More than 2,000 coronavirus deaths could have been prevented if Scotland had locked down two weeks earlier, according to a new study.
A team of epidemiological scientists at University of Edinburgh produced the findings, which feature in a BBC Disclosure investigation.
They suggest the death rate in Scotland could have been reduced by about 80% with earlier action.
Experts also told Disclosure the UK as a whole should have acted earlier.
The Scottish government said its actions had been guided by the best and most up-to-date scientific advice.
The BBC Disclosure programme, which will be broadcast on Monday night, also reveals there were multiple transmissions of the virus in Edinburgh in February, well before the first confirmed cases in Scotland, but this was not disclosed to the public.
And a Glasgow family has told of their devastation after three grandparents were taken by the virus.
‘These things keep you up at night’
Wendy Russell and her father, Dougie Chambers, were among several people who fell ill after her 40th birthday party on 7 March.
“I started to think this doesn’t look good. When do you ever go to a party and five people all fall ill on the same day?” said Wendy.
Within days 66-year-old Dougie, who had an underlying health condition, went into hospital and tested positive for Covid-19. He died two weeks later.
Wendy’s sister, Lynsey Chambers, said her nine-year-old daughter Anna was then faced with losing another two grandparents.
Lynsey’s parents-in-law Andy and Mary Leaman, contracted the virus soon after the party. The couple, aged 73 and 72, died within days of each other.
Lynsey said: “For a nine-year-old girl whose three grandparents were her world… why does a wee girl need to get punished like that over and over again?”
The family say they believe the warnings about the coming pandemic should have been louder in early March.
Wendy said: “If we knew then what we know now, we wouldn’t have had the party. It wouldn’t have happened.
“And it’s these things that keep you up at night.”
The BBC can reveal the virus had been brought to Scotland the week before.
An outbreak began in Edinburgh on 26 and 27 of February at a conference for the sportswear giant Nike.

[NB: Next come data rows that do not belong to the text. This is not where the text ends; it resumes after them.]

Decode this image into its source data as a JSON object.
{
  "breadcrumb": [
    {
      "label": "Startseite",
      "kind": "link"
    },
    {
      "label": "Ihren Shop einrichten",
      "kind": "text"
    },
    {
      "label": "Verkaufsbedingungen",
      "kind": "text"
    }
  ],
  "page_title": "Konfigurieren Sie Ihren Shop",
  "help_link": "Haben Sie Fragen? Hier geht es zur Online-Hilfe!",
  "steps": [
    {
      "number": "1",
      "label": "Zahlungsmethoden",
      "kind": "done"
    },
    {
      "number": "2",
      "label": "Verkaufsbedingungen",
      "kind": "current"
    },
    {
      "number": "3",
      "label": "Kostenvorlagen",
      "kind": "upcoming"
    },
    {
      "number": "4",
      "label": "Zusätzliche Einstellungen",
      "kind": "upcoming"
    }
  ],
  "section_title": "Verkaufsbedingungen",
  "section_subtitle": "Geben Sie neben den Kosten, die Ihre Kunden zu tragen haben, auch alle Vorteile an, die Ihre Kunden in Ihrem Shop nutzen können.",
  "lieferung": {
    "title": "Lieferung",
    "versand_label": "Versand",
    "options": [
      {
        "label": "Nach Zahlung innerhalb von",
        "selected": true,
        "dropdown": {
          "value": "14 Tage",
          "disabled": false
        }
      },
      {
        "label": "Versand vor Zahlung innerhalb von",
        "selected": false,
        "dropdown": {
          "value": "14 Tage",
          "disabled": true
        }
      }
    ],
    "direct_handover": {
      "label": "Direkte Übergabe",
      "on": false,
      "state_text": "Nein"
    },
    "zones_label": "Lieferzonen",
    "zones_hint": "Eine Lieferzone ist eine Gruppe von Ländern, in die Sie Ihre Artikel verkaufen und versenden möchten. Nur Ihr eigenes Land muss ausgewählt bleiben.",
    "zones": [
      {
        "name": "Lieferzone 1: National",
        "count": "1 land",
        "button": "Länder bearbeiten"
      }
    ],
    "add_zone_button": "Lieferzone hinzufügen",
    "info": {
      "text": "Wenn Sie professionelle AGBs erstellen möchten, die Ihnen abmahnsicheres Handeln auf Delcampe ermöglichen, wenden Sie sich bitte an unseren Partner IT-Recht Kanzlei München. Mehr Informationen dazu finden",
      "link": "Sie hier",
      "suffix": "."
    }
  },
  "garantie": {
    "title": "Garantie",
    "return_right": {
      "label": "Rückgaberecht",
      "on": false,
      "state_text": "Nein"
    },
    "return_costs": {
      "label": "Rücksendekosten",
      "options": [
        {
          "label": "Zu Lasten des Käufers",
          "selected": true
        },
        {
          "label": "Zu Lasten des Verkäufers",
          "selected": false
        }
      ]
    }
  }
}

More than 70 employees from all over the world attended the conference at the Hilton Carlton Hotel.
One of the delegates from abroad brought the virus into Edinburgh and infected many of their fellow Nike employees, who then returned to their own countries. At least 25 people linked to this one event are confirmed to have been infected – eight of them resident in Scotland.
Health authorities in Scotland were aware of this potential outbreak by 2 March, but the public were not told about it. Nike closed many of its stores around the UK and worldwide for deep cleans.
Nike told the BBC it instigated enhanced measures, including contact tracing and increased cleaning and disinfection processes in their stores and offices, and that all its staff had now recovered.
The Scottish government confirmed health authorities were alerted to the potential outbreak on 2 March.
It said those at increased risk were identified, their close contacts were traced and public health authorities were satisfied there was no further infection risk. Those cases resident in Scotland were reported among details of the number of cases in Scotland at the time.
The BBC spoke to one guest who had been staying at the hotel during the conference, who said he had been in close contact with numerous Nike delegates.
However, he said had not been contact traced by anyone from the Scottish health service to tell him about the risk.
‘Mistakes have been made’
Despite knowing the virus had been in Scotland since at least late February, Scotland did not ban mass gatherings until 16 March, or go into lockdown until 23 March – the same day as the restrictions were announced by the UK government.
Scotland’s own advisory panel – featuring Professor Devi Sridhar, chair of public health at Edinburgh University – was set up two days after the lockdown was introduced.
Prof Sridhar said there had “definitely” been more than enough information about the coming pandemic for action to have been taken much sooner across the UK.
She said: “We should have been acting by mid-February. We could see that this was not easily a virus to be contained.”
Professor Dame Anne Glover, who is president of the Royal Society of Edinburgh and the former chief scientific advisor to the Scottish government, said: “Mistakes have been made and that has resulted in lives being lost.”
BBC Disclosure asked a team of epidemiological scientists at the University of Edinburgh to model what might have happened to Scotland’s death rates if we had locked down sooner.
Professor Rowland Kao and his team developed a model which simulated the epidemiological behaviour of the Scottish population.